EXERCISE AIM:
Your answer must be the full listing, reproduced exactly, minus any pictures.

AVAILABLE DATA:

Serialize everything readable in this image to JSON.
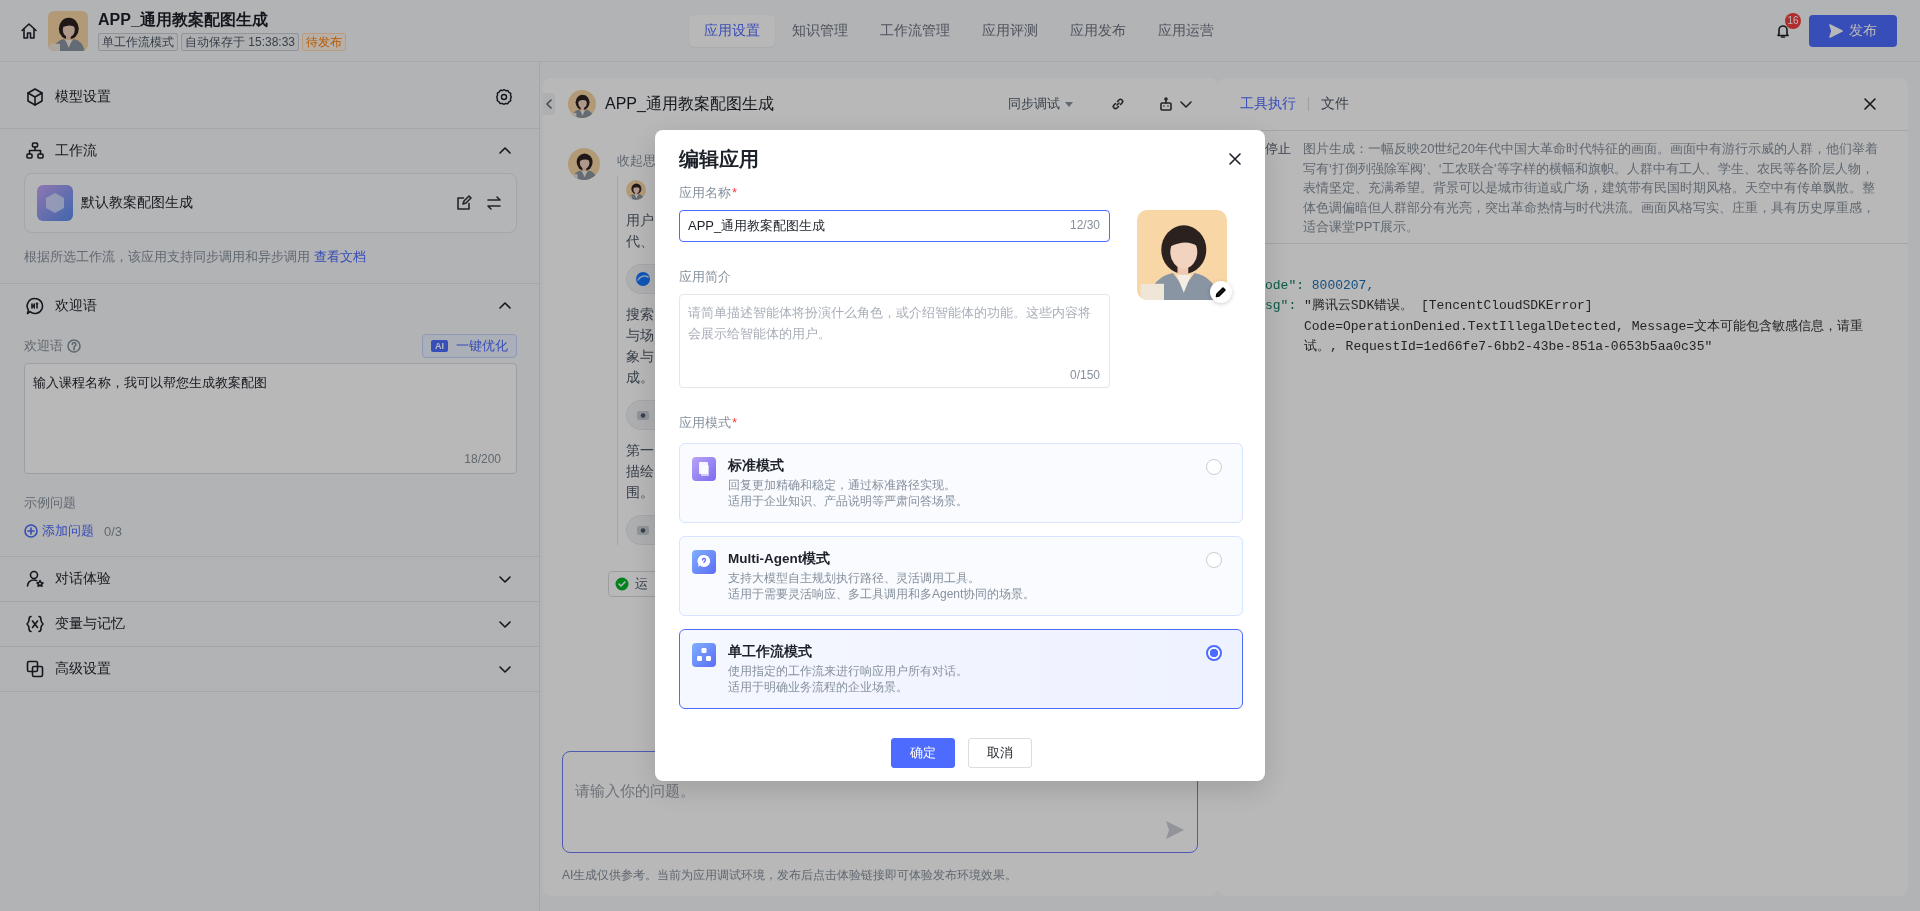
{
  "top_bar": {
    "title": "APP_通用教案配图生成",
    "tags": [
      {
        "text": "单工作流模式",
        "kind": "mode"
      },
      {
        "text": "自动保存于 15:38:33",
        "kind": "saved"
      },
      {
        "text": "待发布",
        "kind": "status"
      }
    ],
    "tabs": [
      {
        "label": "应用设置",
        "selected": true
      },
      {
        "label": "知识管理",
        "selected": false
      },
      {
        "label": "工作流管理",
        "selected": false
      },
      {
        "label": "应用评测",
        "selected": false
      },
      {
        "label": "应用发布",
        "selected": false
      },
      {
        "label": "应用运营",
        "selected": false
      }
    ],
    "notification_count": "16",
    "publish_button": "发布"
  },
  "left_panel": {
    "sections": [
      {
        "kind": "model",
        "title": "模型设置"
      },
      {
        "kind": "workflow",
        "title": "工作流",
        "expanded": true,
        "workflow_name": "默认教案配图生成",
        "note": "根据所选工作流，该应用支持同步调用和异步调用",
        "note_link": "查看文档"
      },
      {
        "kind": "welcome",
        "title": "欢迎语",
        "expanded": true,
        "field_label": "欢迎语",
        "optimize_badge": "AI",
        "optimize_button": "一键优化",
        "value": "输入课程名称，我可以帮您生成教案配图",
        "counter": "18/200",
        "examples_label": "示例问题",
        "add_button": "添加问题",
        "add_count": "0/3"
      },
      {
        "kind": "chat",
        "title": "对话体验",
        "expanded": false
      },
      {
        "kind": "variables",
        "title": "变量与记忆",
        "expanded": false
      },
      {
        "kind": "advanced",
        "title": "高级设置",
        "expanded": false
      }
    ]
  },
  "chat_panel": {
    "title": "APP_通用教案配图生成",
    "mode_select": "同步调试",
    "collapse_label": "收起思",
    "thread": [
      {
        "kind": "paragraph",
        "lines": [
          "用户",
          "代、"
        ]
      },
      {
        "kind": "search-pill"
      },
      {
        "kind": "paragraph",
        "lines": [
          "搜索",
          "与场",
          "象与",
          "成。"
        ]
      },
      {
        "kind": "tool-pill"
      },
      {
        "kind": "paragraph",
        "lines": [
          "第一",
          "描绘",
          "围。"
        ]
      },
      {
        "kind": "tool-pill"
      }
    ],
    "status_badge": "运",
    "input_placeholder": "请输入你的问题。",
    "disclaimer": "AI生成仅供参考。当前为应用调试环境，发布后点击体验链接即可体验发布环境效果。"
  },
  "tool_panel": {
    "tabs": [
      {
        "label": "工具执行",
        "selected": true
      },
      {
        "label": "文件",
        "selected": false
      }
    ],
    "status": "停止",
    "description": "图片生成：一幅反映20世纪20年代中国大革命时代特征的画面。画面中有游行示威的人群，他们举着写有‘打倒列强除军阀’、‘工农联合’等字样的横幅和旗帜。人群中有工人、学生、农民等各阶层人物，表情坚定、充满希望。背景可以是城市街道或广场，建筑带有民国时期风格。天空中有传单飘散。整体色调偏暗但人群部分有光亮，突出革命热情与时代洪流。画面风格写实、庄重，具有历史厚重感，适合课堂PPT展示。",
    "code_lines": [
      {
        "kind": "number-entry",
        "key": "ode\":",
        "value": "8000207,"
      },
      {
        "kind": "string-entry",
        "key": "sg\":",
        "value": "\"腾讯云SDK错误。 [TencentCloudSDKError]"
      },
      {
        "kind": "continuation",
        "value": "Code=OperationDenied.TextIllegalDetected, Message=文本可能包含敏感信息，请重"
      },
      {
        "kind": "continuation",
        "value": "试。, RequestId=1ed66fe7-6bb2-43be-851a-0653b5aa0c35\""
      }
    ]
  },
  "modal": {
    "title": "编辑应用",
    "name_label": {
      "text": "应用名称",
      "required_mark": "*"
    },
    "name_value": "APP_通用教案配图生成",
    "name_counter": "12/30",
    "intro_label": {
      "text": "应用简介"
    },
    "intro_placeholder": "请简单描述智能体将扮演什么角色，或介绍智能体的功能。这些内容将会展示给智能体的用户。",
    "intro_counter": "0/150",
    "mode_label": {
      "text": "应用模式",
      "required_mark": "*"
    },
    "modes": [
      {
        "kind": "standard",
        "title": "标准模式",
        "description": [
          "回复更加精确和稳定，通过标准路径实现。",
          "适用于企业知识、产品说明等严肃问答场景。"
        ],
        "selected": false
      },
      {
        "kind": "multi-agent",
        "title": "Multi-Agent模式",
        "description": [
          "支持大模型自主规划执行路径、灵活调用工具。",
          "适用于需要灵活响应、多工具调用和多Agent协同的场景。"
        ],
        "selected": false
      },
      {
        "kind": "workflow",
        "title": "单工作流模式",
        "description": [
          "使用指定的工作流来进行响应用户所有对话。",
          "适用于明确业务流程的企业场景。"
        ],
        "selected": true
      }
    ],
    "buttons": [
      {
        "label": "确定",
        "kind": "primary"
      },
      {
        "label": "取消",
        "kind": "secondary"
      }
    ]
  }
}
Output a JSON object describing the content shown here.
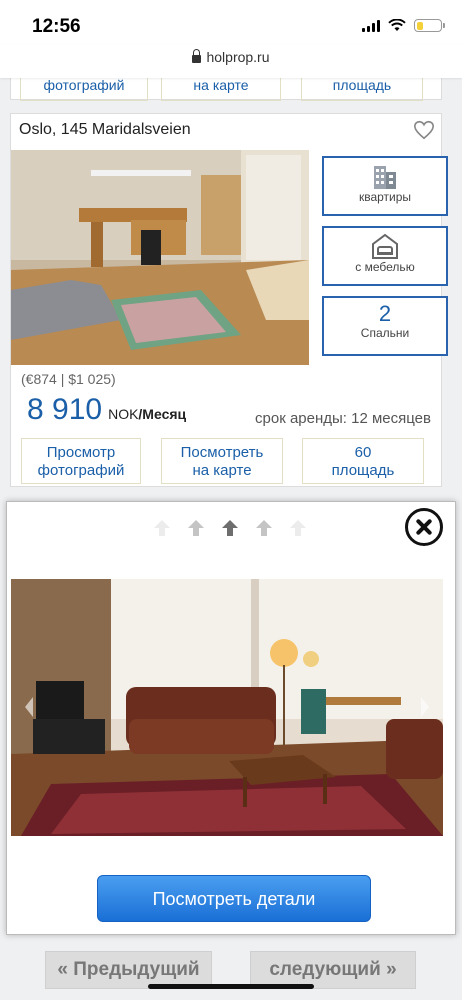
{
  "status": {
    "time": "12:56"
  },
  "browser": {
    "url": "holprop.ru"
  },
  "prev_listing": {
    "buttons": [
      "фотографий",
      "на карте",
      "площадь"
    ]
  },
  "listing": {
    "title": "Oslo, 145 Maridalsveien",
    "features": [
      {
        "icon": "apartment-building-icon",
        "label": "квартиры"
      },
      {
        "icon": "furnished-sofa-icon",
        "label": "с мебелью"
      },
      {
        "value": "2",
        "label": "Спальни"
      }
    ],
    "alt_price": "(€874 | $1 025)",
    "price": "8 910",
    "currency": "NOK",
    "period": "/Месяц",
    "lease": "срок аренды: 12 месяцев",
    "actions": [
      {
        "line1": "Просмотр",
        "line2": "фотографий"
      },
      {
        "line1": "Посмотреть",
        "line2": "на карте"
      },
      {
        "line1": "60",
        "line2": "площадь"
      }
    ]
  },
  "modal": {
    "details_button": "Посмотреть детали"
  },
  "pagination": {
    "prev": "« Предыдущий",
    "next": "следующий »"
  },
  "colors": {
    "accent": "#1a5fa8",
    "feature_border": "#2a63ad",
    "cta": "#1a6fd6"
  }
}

ANSWER:
Serialize everything readable in this image to JSON.
{
  "top_bar": {
    "title": "APP_通用教案配图生成",
    "tags": [
      {
        "text": "单工作流模式",
        "kind": "mode"
      },
      {
        "text": "自动保存于 15:38:33",
        "kind": "saved"
      },
      {
        "text": "待发布",
        "kind": "status"
      }
    ],
    "tabs": [
      {
        "label": "应用设置",
        "selected": true
      },
      {
        "label": "知识管理",
        "selected": false
      },
      {
        "label": "工作流管理",
        "selected": false
      },
      {
        "label": "应用评测",
        "selected": false
      },
      {
        "label": "应用发布",
        "selected": false
      },
      {
        "label": "应用运营",
        "selected": false
      }
    ],
    "notification_count": "16",
    "publish_button": "发布"
  },
  "left_panel": {
    "sections": [
      {
        "kind": "model",
        "title": "模型设置"
      },
      {
        "kind": "workflow",
        "title": "工作流",
        "expanded": true,
        "workflow_name": "默认教案配图生成",
        "note": "根据所选工作流，该应用支持同步调用和异步调用",
        "note_link": "查看文档"
      },
      {
        "kind": "welcome",
        "title": "欢迎语",
        "expanded": true,
        "field_label": "欢迎语",
        "optimize_badge": "AI",
        "optimize_button": "一键优化",
        "value": "输入课程名称，我可以帮您生成教案配图",
        "counter": "18/200",
        "examples_label": "示例问题",
        "add_button": "添加问题",
        "add_count": "0/3"
      },
      {
        "kind": "chat",
        "title": "对话体验",
        "expanded": false
      },
      {
        "kind": "variables",
        "title": "变量与记忆",
        "expanded": false
      },
      {
        "kind": "advanced",
        "title": "高级设置",
        "expanded": false
      }
    ]
  },
  "chat_panel": {
    "title": "APP_通用教案配图生成",
    "mode_select": "同步调试",
    "collapse_label": "收起思",
    "thread": [
      {
        "kind": "paragraph",
        "lines": [
          "用户",
          "代、"
        ]
      },
      {
        "kind": "search-pill"
      },
      {
        "kind": "paragraph",
        "lines": [
          "搜索",
          "与场",
          "象与",
          "成。"
        ]
      },
      {
        "kind": "tool-pill"
      },
      {
        "kind": "paragraph",
        "lines": [
          "第一",
          "描绘",
          "围。"
        ]
      },
      {
        "kind": "tool-pill"
      }
    ],
    "status_badge": "运",
    "input_placeholder": "请输入你的问题。",
    "disclaimer": "AI生成仅供参考。当前为应用调试环境，发布后点击体验链接即可体验发布环境效果。"
  },
  "tool_panel": {
    "tabs": [
      {
        "label": "工具执行",
        "selected": true
      },
      {
        "label": "文件",
        "selected": false
      }
    ],
    "status": "停止",
    "description": "图片生成：一幅反映20世纪20年代中国大革命时代特征的画面。画面中有游行示威的人群，他们举着写有‘打倒列强除军阀’、‘工农联合’等字样的横幅和旗帜。人群中有工人、学生、农民等各阶层人物，表情坚定、充满希望。背景可以是城市街道或广场，建筑带有民国时期风格。天空中有传单飘散。整体色调偏暗但人群部分有光亮，突出革命热情与时代洪流。画面风格写实、庄重，具有历史厚重感，适合课堂PPT展示。",
    "code_lines": [
      {
        "kind": "number-entry",
        "key": "ode\":",
        "value": "8000207,"
      },
      {
        "kind": "string-entry",
        "key": "sg\":",
        "value": "\"腾讯云SDK错误。 [TencentCloudSDKError]"
      },
      {
        "kind": "continuation",
        "value": "Code=OperationDenied.TextIllegalDetected, Message=文本可能包含敏感信息，请重"
      },
      {
        "kind": "continuation",
        "value": "试。, RequestId=1ed66fe7-6bb2-43be-851a-0653b5aa0c35\""
      }
    ]
  },
  "modal": {
    "title": "编辑应用",
    "name_label": {
      "text": "应用名称",
      "required_mark": "*"
    },
    "name_value": "APP_通用教案配图生成",
    "name_counter": "12/30",
    "intro_label": {
      "text": "应用简介"
    },
    "intro_placeholder": "请简单描述智能体将扮演什么角色，或介绍智能体的功能。这些内容将会展示给智能体的用户。",
    "intro_counter": "0/150",
    "mode_label": {
      "text": "应用模式",
      "required_mark": "*"
    },
    "modes": [
      {
        "kind": "standard",
        "title": "标准模式",
        "description": [
          "回复更加精确和稳定，通过标准路径实现。",
          "适用于企业知识、产品说明等严肃问答场景。"
        ],
        "selected": false
      },
      {
        "kind": "multi-agent",
        "title": "Multi-Agent模式",
        "description": [
          "支持大模型自主规划执行路径、灵活调用工具。",
          "适用于需要灵活响应、多工具调用和多Agent协同的场景。"
        ],
        "selected": false
      },
      {
        "kind": "workflow",
        "title": "单工作流模式",
        "description": [
          "使用指定的工作流来进行响应用户所有对话。",
          "适用于明确业务流程的企业场景。"
        ],
        "selected": true
      }
    ],
    "buttons": [
      {
        "label": "确定",
        "kind": "primary"
      },
      {
        "label": "取消",
        "kind": "secondary"
      }
    ]
  }
}
Output a JSON object describing the content shown here.
{
  "status": {
    "time": "12:56"
  },
  "browser": {
    "url": "holprop.ru"
  },
  "prev_listing": {
    "buttons": [
      "фотографий",
      "на карте",
      "площадь"
    ]
  },
  "listing": {
    "title": "Oslo, 145 Maridalsveien",
    "features": [
      {
        "icon": "apartment-building-icon",
        "label": "квартиры"
      },
      {
        "icon": "furnished-sofa-icon",
        "label": "с мебелью"
      },
      {
        "value": "2",
        "label": "Спальни"
      }
    ],
    "alt_price": "(€874 | $1 025)",
    "price": "8 910",
    "currency": "NOK",
    "period": "/Месяц",
    "lease": "срок аренды: 12 месяцев",
    "actions": [
      {
        "line1": "Просмотр",
        "line2": "фотографий"
      },
      {
        "line1": "Посмотреть",
        "line2": "на карте"
      },
      {
        "line1": "60",
        "line2": "площадь"
      }
    ]
  },
  "modal": {
    "details_button": "Посмотреть детали"
  },
  "pagination": {
    "prev": "« Предыдущий",
    "next": "следующий »"
  },
  "colors": {
    "accent": "#1a5fa8",
    "feature_border": "#2a63ad",
    "cta": "#1a6fd6"
  }
}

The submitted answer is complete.